US-based merchants on eBay are sometimes cheaper than other sources. Many of these merchants use the eBay Global Shipping Program (GSP) run by Pitney Bowes. The GSP is cheap, slow, frustrating, but effective. I ordered a laptop from a reseller based in North Carolina. The reseller did their part promptly, shipping to the GSP warehouse in Erlanger KY within 2 days. However, after that, the package spent 11 days in limbo, without even a status update. Then it spent 12 days in a bonded warehouse in Canada before being released and shipped to me.
The brotherhood of wealthy middle powers
There is a strange brotherhood of buyers from wealthy middle powers like Canada, the UK, and Australia trading horror stories about the delays in the Global Shipping Program. There are stories about lost packages but for the most part the packages finally arrive.
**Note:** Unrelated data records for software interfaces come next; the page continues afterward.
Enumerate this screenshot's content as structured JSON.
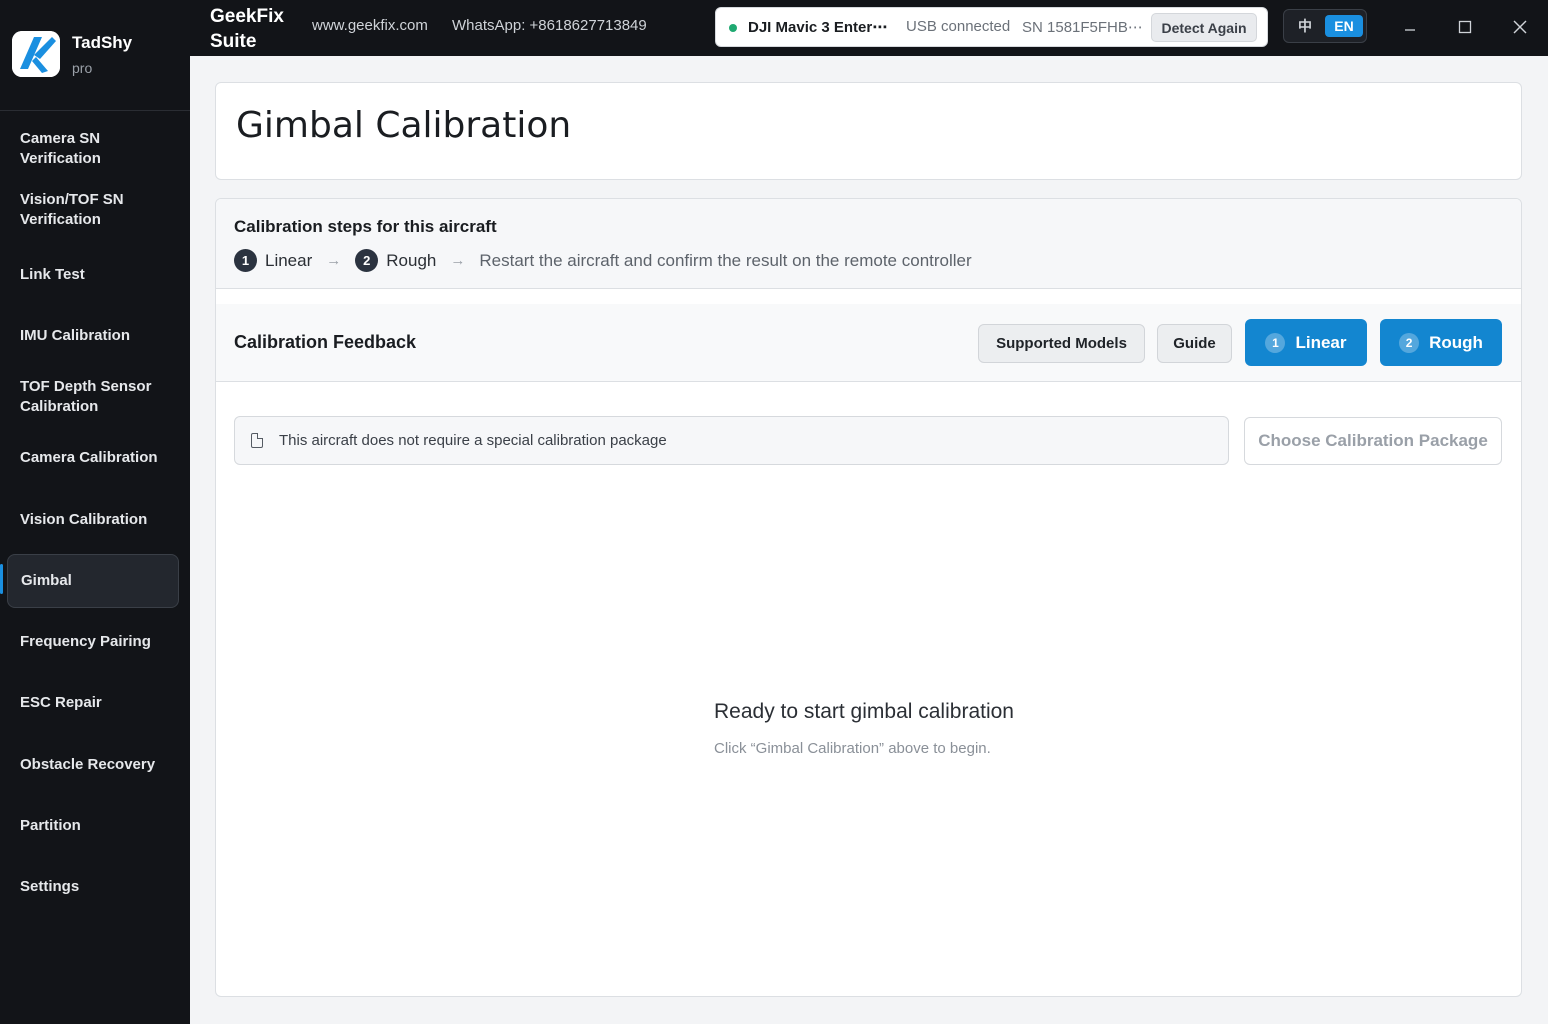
{
  "brand": {
    "name": "TadShy",
    "tier": "pro"
  },
  "app": {
    "suite": "GeekFix Suite",
    "site": "www.geekfix.com",
    "whatsapp": "WhatsApp: +8618627713849"
  },
  "device": {
    "name": "DJI Mavic 3 Enter⋯",
    "usb": "USB connected",
    "sn": "SN 1581F5FHB⋯",
    "detect_label": "Detect Again",
    "status_color": "#1fa971"
  },
  "language": {
    "zh": "中",
    "en": "EN",
    "selected": "EN"
  },
  "window_controls": [
    "minimize-icon",
    "maximize-icon",
    "close-icon"
  ],
  "sidebar": {
    "items": [
      {
        "label": "Camera SN Verification",
        "active": false
      },
      {
        "label": "Vision/TOF SN Verification",
        "active": false
      },
      {
        "label": "Link Test",
        "active": false
      },
      {
        "label": "IMU Calibration",
        "active": false
      },
      {
        "label": "TOF Depth Sensor Calibration",
        "active": false
      },
      {
        "label": "Camera Calibration",
        "active": false
      },
      {
        "label": "Vision Calibration",
        "active": false
      },
      {
        "label": "Gimbal",
        "active": true
      },
      {
        "label": "Frequency Pairing",
        "active": false
      },
      {
        "label": "ESC Repair",
        "active": false
      },
      {
        "label": "Obstacle Recovery",
        "active": false
      },
      {
        "label": "Partition",
        "active": false
      },
      {
        "label": "Settings",
        "active": false
      }
    ]
  },
  "page": {
    "title": "Gimbal Calibration"
  },
  "steps": {
    "title": "Calibration steps for this aircraft",
    "items": [
      {
        "num": "1",
        "label": "Linear"
      },
      {
        "num": "2",
        "label": "Rough"
      }
    ],
    "final": "Restart the aircraft and confirm the result on the remote controller"
  },
  "feedback": {
    "title": "Calibration Feedback",
    "supported_label": "Supported Models",
    "guide_label": "Guide",
    "linear": {
      "num": "1",
      "label": "Linear"
    },
    "rough": {
      "num": "2",
      "label": "Rough"
    }
  },
  "package": {
    "info": "This aircraft does not require a special calibration package",
    "choose_label": "Choose Calibration Package"
  },
  "empty_state": {
    "title": "Ready to start gimbal calibration",
    "subtitle": "Click “Gimbal Calibration” above to begin."
  },
  "colors": {
    "accent": "#1386d0",
    "sidebar_bg": "#121418",
    "active_marker": "#1a8fe0"
  }
}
I am grateful to the posters for sharing tracking numbers that reassured that it is possible to not see an update for 2 weeks, then get a parcel delivered with 4 status updates all uploaded to the system at once:
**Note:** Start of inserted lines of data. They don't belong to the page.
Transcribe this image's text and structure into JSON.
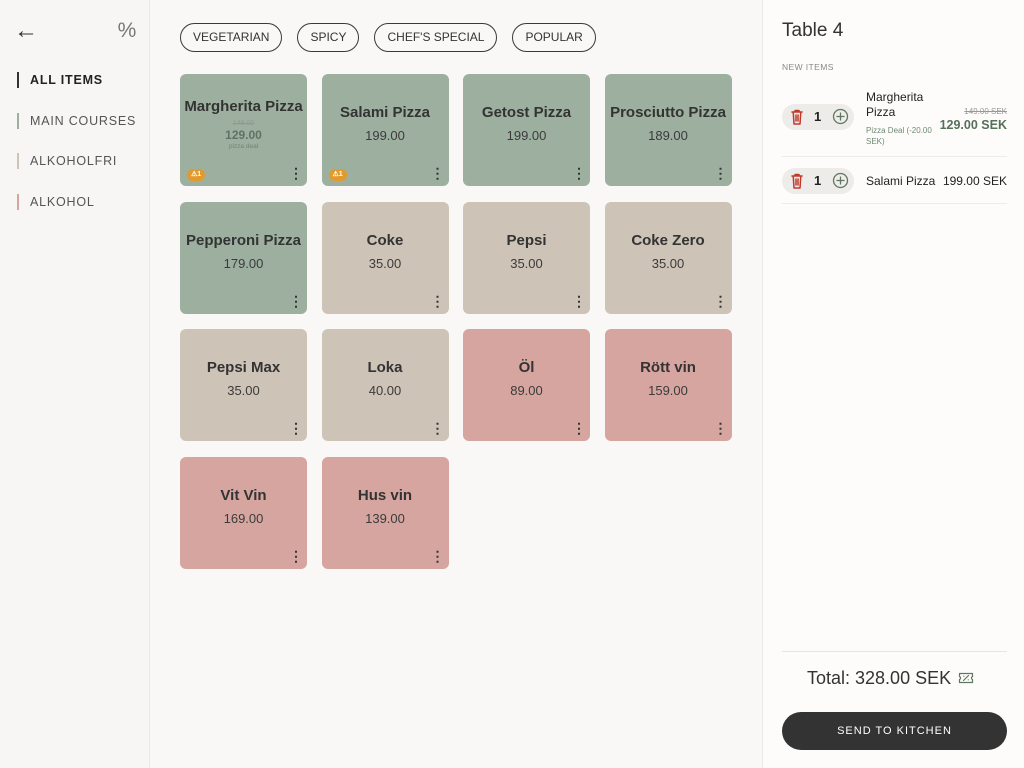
{
  "sidebar": {
    "back_icon": "←",
    "discount_icon": "%",
    "categories": [
      {
        "label": "ALL ITEMS",
        "color": "#333333",
        "active": true
      },
      {
        "label": "MAIN COURSES",
        "color": "#9db0a0",
        "active": false
      },
      {
        "label": "ALKOHOLFRI",
        "color": "#cdc3b6",
        "active": false
      },
      {
        "label": "ALKOHOL",
        "color": "#d6a5a0",
        "active": false
      }
    ]
  },
  "filters": [
    "VEGETARIAN",
    "SPICY",
    "CHEF'S SPECIAL",
    "POPULAR"
  ],
  "menu_items": [
    {
      "name": "Margherita Pizza",
      "price": "149.00",
      "deal_price": "129.00",
      "deal_label": "pizza deal",
      "color": "green",
      "warning": "⚠1"
    },
    {
      "name": "Salami Pizza",
      "price": "199.00",
      "color": "green",
      "warning": "⚠1"
    },
    {
      "name": "Getost Pizza",
      "price": "199.00",
      "color": "green"
    },
    {
      "name": "Prosciutto Pizza",
      "price": "189.00",
      "color": "green"
    },
    {
      "name": "Pepperoni Pizza",
      "price": "179.00",
      "color": "green"
    },
    {
      "name": "Coke",
      "price": "35.00",
      "color": "beige"
    },
    {
      "name": "Pepsi",
      "price": "35.00",
      "color": "beige"
    },
    {
      "name": "Coke Zero",
      "price": "35.00",
      "color": "beige"
    },
    {
      "name": "Pepsi Max",
      "price": "35.00",
      "color": "beige"
    },
    {
      "name": "Loka",
      "price": "40.00",
      "color": "beige"
    },
    {
      "name": "Öl",
      "price": "89.00",
      "color": "pink"
    },
    {
      "name": "Rött vin",
      "price": "159.00",
      "color": "pink"
    },
    {
      "name": "Vit Vin",
      "price": "169.00",
      "color": "pink"
    },
    {
      "name": "Hus vin",
      "price": "139.00",
      "color": "pink"
    }
  ],
  "order": {
    "title": "Table 4",
    "section_label": "NEW ITEMS",
    "items": [
      {
        "qty": "1",
        "name": "Margherita Pizza",
        "deal": "Pizza Deal (-20.00 SEK)",
        "old_price": "149.00 SEK",
        "price": "129.00 SEK"
      },
      {
        "qty": "1",
        "name": "Salami Pizza",
        "price": "199.00 SEK"
      }
    ],
    "total": "Total: 328.00 SEK",
    "send_label": "SEND TO KITCHEN"
  },
  "colors": {
    "green": "#9db0a0",
    "beige": "#cdc3b6",
    "pink": "#d6a5a0",
    "warning": "#e39a2c",
    "trash": "#c0392b",
    "dark": "#333333"
  }
}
(Power tip: a friend pointed out that some tracking numbers, such as those provided by Canada Post, offer options that can change shipping choices before delivery. So if you do plan to share a tracking number on the Internet, better to wait until your package arrives.)
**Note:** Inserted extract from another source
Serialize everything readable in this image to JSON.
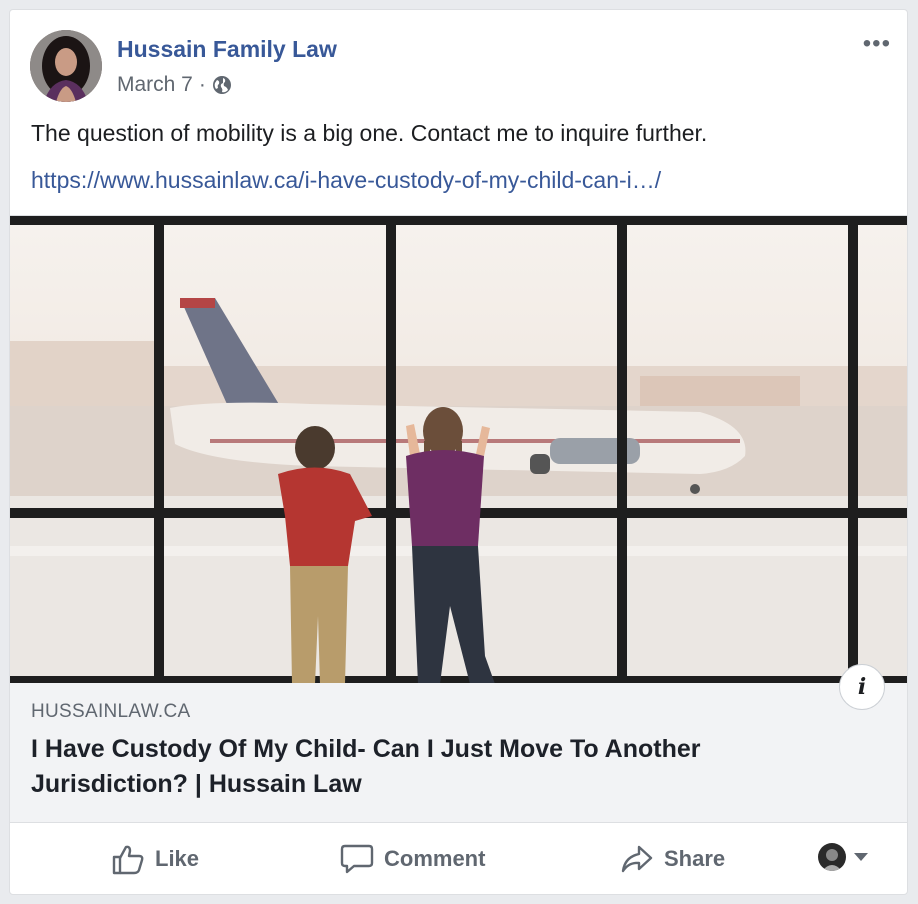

Re-estimating shipping times based on tracking numbers
Learn to use the eBay, Pitney Bowes, USPS, and your local post office tracking sites. Learn how to pull apart your status number and get statuses on local legs of the trip. Suggestion, use:
to re-calculate your expected shipping times.
I found the Global Shipping Program to be stressful and irritating, but I saved a significant amount of money on a laptop purchase.